Oh, and the silver lining? Whilst my kids seemed unable/unwilling/like their routine too much to cook breakfast, it seems they can pull a delicious Sunday dinner out of the bag without being asked and without help. Well, to be fair, I think they realized there was no hope of getting fed by me once the duvet arrived on the sofa. I'm still not sure whether the "hope this is a one off" was referring to me being a bit under the weather or them actually cooking, but anyway, who knew they could? Not me, that’s for sure!  

Finally, it's a year since I first began writing my little blog, which stared as a way of writing about my recovery, the training and the swim I did last year (Windermere one way). I have been amazed and overwhelmed at the amazing response, and lovely messages of support I have had. After I had completed the swim I was asked if I would consider putting last year’s journey into a book. Going from a blog to an e-book is something quite different, and a lot scarier, however I decided after a lot of consideration to take the plunge (no pun intended) and do it, and finally has now been published this week on Amazon. How amazing (but mostly scary) is that? I hope that for those of you that read it feel inspired to not only take on difficult challenges, but also to never underestimate how far you can push yourself to achieve what you set out to do.

Open Water Woman Swims Windermere is available on Amazon


  1. Every time I'm gong for a swim I ask myself . Do you feel like it. If the answer is I'm not sure or no. then I don't go. That's for OWS anyway. Anna

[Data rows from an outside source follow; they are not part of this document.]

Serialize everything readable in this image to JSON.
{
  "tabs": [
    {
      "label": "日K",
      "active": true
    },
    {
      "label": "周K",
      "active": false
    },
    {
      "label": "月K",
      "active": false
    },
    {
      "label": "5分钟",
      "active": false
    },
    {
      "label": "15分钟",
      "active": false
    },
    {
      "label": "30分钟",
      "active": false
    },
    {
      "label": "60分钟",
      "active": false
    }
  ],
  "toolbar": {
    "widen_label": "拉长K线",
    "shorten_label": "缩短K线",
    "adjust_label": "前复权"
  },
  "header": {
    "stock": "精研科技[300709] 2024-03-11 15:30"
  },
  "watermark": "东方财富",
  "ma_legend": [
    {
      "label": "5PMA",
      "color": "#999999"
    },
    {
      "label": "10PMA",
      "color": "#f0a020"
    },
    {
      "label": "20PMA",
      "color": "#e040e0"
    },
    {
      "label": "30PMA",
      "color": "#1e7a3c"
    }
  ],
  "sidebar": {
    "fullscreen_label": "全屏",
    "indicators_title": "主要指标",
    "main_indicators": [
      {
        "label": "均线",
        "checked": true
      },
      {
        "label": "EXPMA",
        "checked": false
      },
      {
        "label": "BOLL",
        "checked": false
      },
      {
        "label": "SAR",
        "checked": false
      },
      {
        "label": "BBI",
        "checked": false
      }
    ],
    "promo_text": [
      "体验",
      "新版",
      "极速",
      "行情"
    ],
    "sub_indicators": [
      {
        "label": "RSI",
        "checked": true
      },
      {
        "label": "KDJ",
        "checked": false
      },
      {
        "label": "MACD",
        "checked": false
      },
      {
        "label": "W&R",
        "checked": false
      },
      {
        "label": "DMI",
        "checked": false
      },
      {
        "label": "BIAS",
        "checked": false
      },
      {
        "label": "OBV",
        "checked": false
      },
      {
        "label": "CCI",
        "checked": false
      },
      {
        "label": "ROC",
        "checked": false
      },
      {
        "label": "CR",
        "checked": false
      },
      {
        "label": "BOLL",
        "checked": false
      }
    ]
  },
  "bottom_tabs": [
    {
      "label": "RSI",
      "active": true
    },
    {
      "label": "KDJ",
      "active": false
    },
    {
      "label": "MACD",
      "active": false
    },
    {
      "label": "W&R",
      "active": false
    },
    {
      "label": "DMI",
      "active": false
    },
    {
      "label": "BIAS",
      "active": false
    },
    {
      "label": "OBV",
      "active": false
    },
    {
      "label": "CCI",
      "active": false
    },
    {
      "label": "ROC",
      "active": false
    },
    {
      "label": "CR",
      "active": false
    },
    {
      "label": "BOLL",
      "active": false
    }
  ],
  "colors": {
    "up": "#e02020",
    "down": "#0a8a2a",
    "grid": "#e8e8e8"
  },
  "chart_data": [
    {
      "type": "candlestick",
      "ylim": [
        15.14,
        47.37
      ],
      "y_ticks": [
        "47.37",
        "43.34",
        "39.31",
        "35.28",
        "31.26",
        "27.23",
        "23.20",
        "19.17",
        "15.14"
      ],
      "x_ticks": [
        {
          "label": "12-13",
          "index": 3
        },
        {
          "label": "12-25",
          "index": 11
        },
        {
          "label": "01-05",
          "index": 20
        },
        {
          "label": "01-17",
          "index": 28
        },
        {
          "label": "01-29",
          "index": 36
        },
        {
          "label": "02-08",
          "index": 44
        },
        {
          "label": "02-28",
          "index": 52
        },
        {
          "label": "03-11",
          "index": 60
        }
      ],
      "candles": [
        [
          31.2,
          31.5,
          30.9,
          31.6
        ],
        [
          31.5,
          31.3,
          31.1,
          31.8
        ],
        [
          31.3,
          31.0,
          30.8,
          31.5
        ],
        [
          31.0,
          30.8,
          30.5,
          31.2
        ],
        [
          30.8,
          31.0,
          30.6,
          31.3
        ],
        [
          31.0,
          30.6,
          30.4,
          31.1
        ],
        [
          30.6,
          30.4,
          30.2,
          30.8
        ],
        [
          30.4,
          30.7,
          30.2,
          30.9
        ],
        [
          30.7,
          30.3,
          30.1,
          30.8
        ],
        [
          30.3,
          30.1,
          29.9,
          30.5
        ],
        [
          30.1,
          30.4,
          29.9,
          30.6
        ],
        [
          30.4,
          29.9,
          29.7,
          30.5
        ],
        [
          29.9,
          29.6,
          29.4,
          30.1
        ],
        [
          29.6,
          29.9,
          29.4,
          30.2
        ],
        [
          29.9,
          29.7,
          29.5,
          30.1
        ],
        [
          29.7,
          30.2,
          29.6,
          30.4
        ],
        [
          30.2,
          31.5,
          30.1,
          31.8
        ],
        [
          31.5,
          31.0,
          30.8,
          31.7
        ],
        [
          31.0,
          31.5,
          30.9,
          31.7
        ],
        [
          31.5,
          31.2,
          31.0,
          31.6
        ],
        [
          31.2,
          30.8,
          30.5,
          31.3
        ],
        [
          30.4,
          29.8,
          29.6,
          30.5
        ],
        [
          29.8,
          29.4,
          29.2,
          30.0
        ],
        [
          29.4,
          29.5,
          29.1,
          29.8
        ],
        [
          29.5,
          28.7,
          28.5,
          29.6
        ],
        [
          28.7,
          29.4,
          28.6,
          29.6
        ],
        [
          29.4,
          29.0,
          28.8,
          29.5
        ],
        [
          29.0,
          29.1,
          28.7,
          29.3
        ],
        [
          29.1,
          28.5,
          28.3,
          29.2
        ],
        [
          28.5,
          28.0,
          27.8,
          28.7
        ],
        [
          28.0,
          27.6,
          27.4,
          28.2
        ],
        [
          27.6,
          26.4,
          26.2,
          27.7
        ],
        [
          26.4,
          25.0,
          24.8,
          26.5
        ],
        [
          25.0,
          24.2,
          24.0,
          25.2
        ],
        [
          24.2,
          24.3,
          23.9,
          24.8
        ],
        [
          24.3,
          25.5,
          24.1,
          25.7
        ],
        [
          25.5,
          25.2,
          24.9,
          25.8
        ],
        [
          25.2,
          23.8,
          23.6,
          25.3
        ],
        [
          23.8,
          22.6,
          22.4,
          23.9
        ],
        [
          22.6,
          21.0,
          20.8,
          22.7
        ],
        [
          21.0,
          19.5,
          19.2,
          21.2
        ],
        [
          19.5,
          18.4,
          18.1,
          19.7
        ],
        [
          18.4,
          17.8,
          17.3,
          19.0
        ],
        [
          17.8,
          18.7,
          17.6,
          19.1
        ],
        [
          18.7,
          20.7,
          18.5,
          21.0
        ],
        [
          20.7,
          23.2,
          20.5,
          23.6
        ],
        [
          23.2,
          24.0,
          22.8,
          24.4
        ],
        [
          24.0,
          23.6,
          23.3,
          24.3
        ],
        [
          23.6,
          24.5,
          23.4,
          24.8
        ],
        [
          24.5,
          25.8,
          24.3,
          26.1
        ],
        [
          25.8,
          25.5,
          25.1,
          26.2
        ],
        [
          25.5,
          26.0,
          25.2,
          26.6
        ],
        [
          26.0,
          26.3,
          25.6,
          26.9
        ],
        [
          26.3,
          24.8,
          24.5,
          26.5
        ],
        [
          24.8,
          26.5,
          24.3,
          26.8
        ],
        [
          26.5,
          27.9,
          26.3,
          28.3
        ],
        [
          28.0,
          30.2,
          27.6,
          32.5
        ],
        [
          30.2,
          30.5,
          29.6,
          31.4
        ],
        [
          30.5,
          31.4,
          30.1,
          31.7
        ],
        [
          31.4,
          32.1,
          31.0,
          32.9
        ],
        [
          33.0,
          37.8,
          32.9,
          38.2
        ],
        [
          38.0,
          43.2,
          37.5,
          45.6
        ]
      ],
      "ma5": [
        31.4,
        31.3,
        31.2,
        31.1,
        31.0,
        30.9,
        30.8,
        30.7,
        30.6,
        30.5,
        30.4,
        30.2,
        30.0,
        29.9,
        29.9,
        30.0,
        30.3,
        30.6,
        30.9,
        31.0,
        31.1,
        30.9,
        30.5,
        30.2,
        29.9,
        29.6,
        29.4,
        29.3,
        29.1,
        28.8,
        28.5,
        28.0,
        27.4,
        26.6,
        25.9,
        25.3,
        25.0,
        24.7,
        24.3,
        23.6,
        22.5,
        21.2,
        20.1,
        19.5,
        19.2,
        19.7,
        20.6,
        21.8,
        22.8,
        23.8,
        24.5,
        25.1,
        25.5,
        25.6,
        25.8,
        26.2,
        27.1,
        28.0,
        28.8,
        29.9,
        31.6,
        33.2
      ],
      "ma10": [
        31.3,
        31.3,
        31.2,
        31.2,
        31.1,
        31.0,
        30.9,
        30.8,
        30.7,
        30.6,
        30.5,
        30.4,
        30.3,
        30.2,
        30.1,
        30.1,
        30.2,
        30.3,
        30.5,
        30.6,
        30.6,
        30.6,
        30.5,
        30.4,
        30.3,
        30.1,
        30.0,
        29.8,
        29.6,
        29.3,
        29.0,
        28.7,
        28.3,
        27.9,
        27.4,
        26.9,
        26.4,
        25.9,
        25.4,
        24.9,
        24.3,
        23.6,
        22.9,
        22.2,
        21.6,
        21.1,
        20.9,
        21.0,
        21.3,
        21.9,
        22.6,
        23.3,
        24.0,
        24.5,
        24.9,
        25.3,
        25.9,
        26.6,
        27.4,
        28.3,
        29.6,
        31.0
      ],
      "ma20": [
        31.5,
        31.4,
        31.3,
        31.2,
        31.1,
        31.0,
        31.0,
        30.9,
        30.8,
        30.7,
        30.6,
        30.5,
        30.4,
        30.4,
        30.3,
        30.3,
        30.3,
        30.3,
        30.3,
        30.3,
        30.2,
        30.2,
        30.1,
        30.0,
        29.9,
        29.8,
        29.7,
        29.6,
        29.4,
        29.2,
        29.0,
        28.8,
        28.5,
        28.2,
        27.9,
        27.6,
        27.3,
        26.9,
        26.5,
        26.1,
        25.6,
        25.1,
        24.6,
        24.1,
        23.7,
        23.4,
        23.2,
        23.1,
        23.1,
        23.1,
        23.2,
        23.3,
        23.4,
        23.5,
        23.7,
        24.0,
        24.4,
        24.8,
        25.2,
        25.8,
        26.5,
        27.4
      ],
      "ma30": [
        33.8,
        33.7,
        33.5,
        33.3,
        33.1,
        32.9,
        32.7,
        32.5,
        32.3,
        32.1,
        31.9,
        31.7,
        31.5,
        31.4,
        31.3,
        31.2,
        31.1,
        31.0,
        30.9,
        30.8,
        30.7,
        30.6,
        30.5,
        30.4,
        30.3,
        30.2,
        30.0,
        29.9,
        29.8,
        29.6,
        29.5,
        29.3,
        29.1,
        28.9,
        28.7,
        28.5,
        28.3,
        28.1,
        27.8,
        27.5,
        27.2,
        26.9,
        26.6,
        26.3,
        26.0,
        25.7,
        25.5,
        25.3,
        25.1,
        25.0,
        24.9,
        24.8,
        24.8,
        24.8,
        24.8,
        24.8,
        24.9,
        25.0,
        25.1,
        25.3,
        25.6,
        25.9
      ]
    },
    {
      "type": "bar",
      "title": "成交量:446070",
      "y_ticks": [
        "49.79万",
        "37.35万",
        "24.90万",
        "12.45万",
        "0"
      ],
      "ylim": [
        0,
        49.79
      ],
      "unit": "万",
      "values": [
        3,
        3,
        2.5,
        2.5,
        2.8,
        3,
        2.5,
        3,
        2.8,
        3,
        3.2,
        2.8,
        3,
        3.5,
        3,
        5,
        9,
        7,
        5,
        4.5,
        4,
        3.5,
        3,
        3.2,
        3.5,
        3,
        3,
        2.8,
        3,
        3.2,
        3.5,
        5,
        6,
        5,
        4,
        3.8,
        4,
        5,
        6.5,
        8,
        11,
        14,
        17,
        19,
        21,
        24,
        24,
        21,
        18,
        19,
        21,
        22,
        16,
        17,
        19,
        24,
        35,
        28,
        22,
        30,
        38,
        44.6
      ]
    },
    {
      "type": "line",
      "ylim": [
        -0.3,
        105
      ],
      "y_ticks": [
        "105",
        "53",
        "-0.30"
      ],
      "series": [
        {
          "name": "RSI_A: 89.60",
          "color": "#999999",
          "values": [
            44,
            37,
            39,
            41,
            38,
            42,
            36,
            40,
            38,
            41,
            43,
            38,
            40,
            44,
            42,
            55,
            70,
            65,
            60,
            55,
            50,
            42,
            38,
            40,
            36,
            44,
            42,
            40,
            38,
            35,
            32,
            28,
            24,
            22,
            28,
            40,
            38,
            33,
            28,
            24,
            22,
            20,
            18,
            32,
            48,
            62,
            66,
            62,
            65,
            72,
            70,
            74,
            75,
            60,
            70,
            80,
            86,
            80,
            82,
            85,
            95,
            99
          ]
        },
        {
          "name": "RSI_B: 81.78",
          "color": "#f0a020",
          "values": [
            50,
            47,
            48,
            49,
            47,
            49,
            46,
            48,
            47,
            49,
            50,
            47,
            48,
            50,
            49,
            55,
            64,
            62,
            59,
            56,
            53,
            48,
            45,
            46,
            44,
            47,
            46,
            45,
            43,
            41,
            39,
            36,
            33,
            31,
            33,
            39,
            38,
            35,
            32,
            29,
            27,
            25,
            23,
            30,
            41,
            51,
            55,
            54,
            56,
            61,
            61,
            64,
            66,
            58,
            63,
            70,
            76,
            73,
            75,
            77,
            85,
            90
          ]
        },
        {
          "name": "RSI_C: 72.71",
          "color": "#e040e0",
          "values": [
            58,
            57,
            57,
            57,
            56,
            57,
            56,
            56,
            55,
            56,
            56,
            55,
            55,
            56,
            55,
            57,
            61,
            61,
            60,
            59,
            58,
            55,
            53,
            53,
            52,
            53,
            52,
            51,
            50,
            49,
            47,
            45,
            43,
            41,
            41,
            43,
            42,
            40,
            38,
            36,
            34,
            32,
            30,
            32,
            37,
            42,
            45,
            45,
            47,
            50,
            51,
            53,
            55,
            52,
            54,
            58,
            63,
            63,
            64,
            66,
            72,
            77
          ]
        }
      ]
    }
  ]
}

  2. Every time I find it hard to get into the water, I ask myself, have you ever regretted getting in? I never have. But I now have to accept that it's possible that I could!